A few days ago I went to a terrific benefit concert for Wapikoni mobile at Club Soda in downtown Montreal. Some great artists, including Anishnabe rapper Samian, Inuit singer-songwriter Elisapie Isaac, singer-songwriter Richard Séguin and the immensely popular group Loco Locass put on a great show. (Photo by Guy Labissionnaire.)
I find Samian’s lyrics and performance extremely powerful. Normally one would say that art benefits from being subtle, exploring nuances and transposing its vision to something loftier than straight discourse. But Samian just calls a spade a spade, denouncing the conditions in aboriginal communities and government hypocrisy with total directness and a great deal of panache. And it works, artistically as well as editorially.
I have written about Wapikoni mobile before: it’s a really important project, praiseworthy even, a mobile video and music production studio for young aboriginal people. It has been in operation since 2004, allowing youth on reserves in Quebec to produce hundreds of short videos, many of them shown in festivals here and abroad. It’s an essential means of self-expression for young people who often face despair.
But Wapikoni mobile was hit hard by cutbacks by the federal Human Resources Department, losing $490,000, or half its funding, last year. Because of this, it was only able to take its mobile studios to seven communities rather than the regular fifteen last year. This was a huge disappointment to aboriginal youths who had been counting on its presence. As we all know, positive and inspiring experiences are badly needed in First Nations communities in Canada, and these federal cutbacks are incomprehensible. Perhaps paying for less portraits of the Queen, or cancelling the order for just one fighter jet would have allowed this valuable program to go on as before.
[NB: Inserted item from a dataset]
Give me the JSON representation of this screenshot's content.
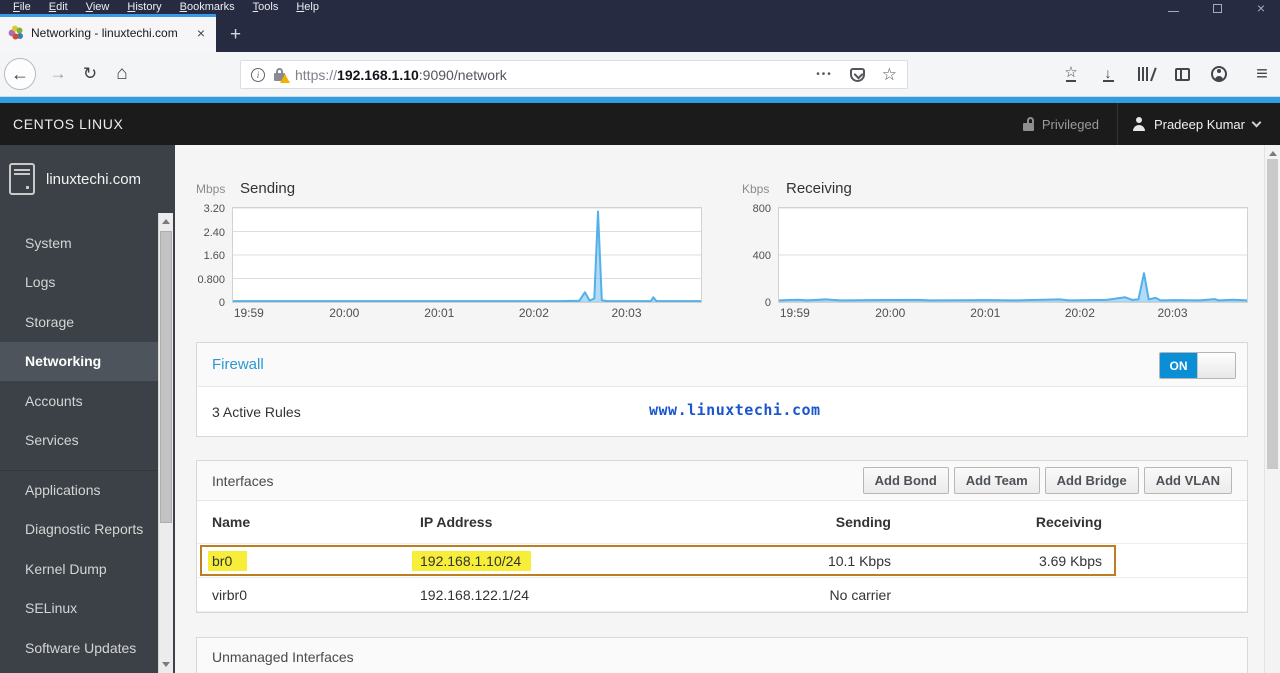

The founder of Wapikoni mobile, Manon Barbeau, was celebrated last night, as she vowed to carry on the fight. She told me the project still has funding from Health Canada, Quebec’s Secretariat of Aboriginal Affairs, and some band councils such as that of Chisasibi, a Cree community much affected by hydro development. Manon told me Wapikoni mobile is far from dead, and has many plans, including musical training by professional musicians.
“It’s just too bad that the cutbacks have hit the real heart of the project, the month-long workshops in fifteen communities. This event will help us recover some precious ground.”
Thanks to Tobi Elliott for her help with the blog.